However, it would be expected that the study efforts of girls would lead not just to higher teacher-assigned grades but also to higher scientific literacy scores. The authors’ goal is to look at why girls’ greater investments in homework do not result in higher literacy scores.
While many girls respond well to the current curriculum, others do not, and for them, changes in the curriculum or teaching methods may help, the authors point out. As well, it is possible that boys performed well on the literacy test because their leisure time activities offer more opportunity to explore and apply science-related activities.
The gap in science literacy scores between boys and girls is not a wide one, the authors note. However, if that gap is discouraging girls from continuing their science studies, then further attention to this matter is needed.
Women's Education Des Femmes, Fall, Vol. 11, No. 4
Authors: Shahrzad Mojab
This paper was presented at the Canadian Studies Conference on "The Canadian University in the Twenty-first Century” in 1994. The author discusses diversification among faculty, staff and student populations in universities in Canada and in other Western industrial states, as well as academic freedom, as it relates to rights of students, faculty and staff to challenge existing power relations.
The paper is presented in English, with a summary provided in French.
Perceptions of Barriers: A consultation report
Authors: Canadian Labour and Business Centre
This report presents the findings of a research study commissioned by the Canadian Apprenticeship Forum (CFA). The CFA is a multi-partite organization comprised of business, labour, government, educators and other groups that promotes apprenticeship as an effective training and education system and provides a mechanism for key stakeholders to support apprenticeship-delivery systems across Canada. The CAF-FCA has identified accessibility and barriers to apprenticeship as an area of key concern and contracted the Canadian Labour and Business Centre (CLBC) to research this issue.

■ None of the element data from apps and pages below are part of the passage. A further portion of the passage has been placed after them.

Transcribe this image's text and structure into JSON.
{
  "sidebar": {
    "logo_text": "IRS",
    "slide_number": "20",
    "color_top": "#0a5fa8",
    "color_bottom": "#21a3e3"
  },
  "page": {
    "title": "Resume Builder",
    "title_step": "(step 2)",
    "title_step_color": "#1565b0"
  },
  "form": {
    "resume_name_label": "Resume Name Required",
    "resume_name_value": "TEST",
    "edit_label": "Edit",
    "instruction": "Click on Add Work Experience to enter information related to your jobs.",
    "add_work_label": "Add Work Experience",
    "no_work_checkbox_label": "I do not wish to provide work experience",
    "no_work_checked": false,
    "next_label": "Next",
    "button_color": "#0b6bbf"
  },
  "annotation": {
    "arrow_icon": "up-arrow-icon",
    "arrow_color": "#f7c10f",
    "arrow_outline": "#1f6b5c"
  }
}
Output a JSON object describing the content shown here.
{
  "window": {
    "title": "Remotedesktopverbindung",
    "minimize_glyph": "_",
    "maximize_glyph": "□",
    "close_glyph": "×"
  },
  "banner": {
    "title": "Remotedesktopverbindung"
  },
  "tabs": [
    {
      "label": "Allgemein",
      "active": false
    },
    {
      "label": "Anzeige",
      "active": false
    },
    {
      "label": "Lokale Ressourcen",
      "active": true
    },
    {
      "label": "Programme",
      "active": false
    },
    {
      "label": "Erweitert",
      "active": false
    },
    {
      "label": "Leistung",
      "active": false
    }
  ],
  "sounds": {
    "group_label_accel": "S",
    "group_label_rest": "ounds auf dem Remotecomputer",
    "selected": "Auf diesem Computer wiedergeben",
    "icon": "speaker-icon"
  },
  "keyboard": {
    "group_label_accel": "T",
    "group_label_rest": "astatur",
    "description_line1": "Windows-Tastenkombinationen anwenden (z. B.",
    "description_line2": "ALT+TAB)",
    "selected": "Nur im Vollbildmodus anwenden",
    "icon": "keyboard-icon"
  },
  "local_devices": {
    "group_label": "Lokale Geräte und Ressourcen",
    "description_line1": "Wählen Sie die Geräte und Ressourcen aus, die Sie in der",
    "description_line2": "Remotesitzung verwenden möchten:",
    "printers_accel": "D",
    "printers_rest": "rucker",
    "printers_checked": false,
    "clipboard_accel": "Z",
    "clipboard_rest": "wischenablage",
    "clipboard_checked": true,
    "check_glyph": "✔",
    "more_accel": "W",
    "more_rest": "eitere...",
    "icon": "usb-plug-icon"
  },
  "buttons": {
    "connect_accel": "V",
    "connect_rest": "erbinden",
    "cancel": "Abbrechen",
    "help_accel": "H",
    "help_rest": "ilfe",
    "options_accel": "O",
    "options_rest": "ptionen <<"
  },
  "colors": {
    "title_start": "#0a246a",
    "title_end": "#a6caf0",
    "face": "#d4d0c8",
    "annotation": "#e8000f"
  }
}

The objectives of the study were to:
1) Identify and explore the perspectives of individuals, unions, employers, governments and educators concerning the barriers to accessing, maintaining and completing apprenticeships.
2) Determine which barriers are systemic and which may be specific to certain groups.
3) Engage the apprenticeship community in a consultative process to discuss the findings and examine recommendations.